Something precious has been lost on the landscape of the American family. It’s been parodied in a recent television commercial that shows a marvelously stereotypical middle-class family sitting down to dinner together, but instead of engaging in any form of meaningful conversation, they use their cell phones to text message each other to pass the salt. And ironically, the perpetrator of it all is the father. The purpose here, other than some copywriter’s idea of a good hook, is to illustrate how texting is not just for kids anymore, that if you’re not hip to the process you are perhaps as out of step with the times as your kids think you are. One could argue that this is like the tobacco companies advertising family values – that, too, is somehow popping up in commercials – but in spite of itself it does make a point: the tradition of the “family dinner” has gone the way of the transistor radio.
Ours is a two-career culture, forced upon us by multiple mortgages and the prices of minivans (which equal the home mortgages of our parents) and the unfathomable costs of health insurance and college tuition. Layered over this is the stuff of life itself – soccer practice and guitar lessons and book clubs and pilates classes and the proliferation of the 60-hour work week, all of which conspire to put the simple gesture of families actually sitting down for a meal together in the realm of the utterly impossible. The days of the Cartwrights and the Cleavers dishing up mounds of mashed potatoes over shared recollections of their day and a solution-by-committee approach to life seem to be gone forever.
But not quite. Because the traditional family dinner has always been a choice, one carved from the strong wood of the family tree and held inviolate in the face of diversion. In business it’s been shown that company cultures begin at the top – as the brass goes, so go the troops – and so it is with families. Which means that parents and the choices they make in this regard remain the hope of the traditional family dinner, which calls not only for a rearranged list of priorities on their own part, but of a careful screening of their children’s activities that makes sharing time together an important part of the day. The upside is significant, not only in terms of memories but in the groundwork of family values it facilitates.
Structure is the key.
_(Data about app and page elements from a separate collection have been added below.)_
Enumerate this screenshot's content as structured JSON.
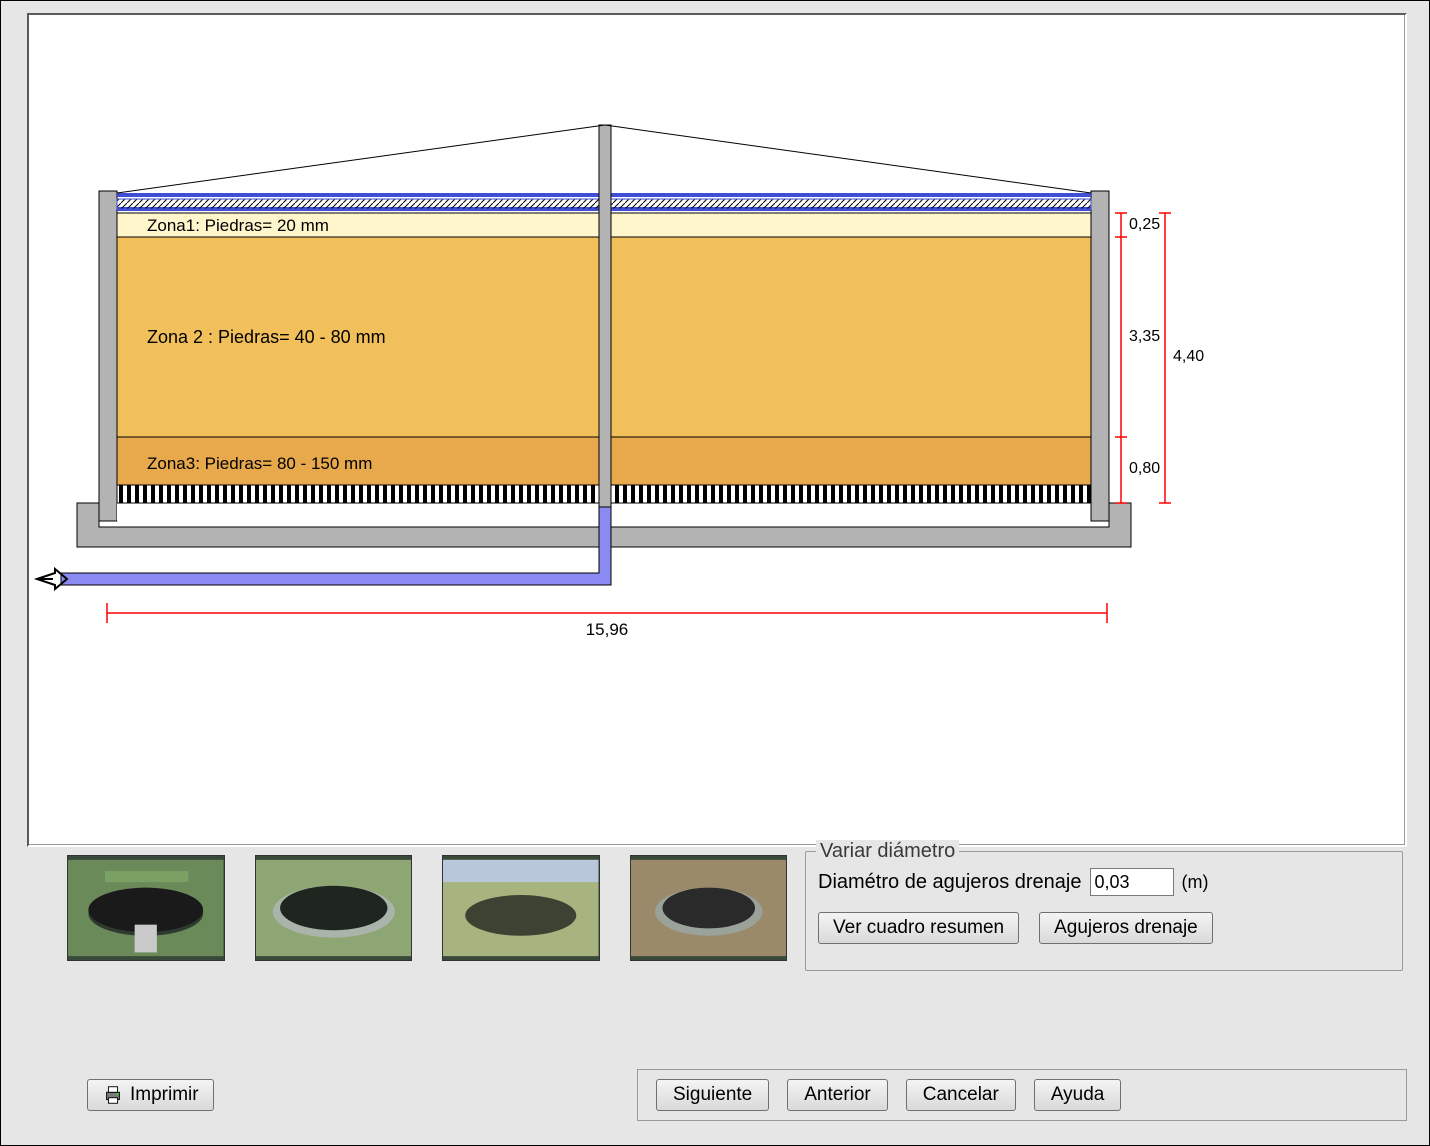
{
  "diagram": {
    "zone1_label": "Zona1:    Piedras= 20 mm",
    "zone2_label": "Zona 2 :   Piedras= 40 - 80 mm",
    "zone3_label": "Zona3:    Piedras=  80 - 150 mm",
    "width_label": "15,96",
    "height_top_label": "0,25",
    "height_mid_label": "3,35",
    "height_bot_label": "0,80",
    "height_total_label": "4,40",
    "colors": {
      "zone1": "#fff6cc",
      "zone2": "#f2c05a",
      "zone3": "#e7a94c",
      "concrete": "#b3b3b3",
      "pipe": "#8a8af2",
      "dim": "#ff0000"
    }
  },
  "thumbs": [
    "filter-photo-1",
    "filter-photo-2",
    "filter-photo-3",
    "filter-photo-4"
  ],
  "panel": {
    "legend": "Variar diámetro",
    "diameter_label": "Diamétro de agujeros drenaje",
    "diameter_value": "0,03",
    "unit": "(m)",
    "btn_summary": "Ver cuadro resumen",
    "btn_drain": "Agujeros drenaje"
  },
  "buttons": {
    "print": "Imprimir",
    "next": "Siguiente",
    "prev": "Anterior",
    "cancel": "Cancelar",
    "help": "Ayuda"
  }
}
Young children respond to a dinner-time ritual that calls for an allotted time to report the activities of the day and their response to it, followed by discussion and affirmation. It feels like a wonderful game, but it’s a precious exercise in personal growth, one in which listening and contributing is as valued as the limelight of center stage. When initiated within these structured boundaries it grows into a valued slice of life as the children mature, one that not even the demands of school, jobs and an emerging social life can completely dismantle. And who knows, it might even result in children and parents who end up actually liking each other.
Perhaps it is unrealistic to shoot for the Rockwellesque dining room scene of our parent’s day on a regular basis. After all, they didn’t have two sports, a second job and a painting class to consider. But a few designated nights a week can do wonders, evenings when a family puts life on pause and reconnects in a way that just might bring the tradition back to where it belongs, and where something lost has been resurrected.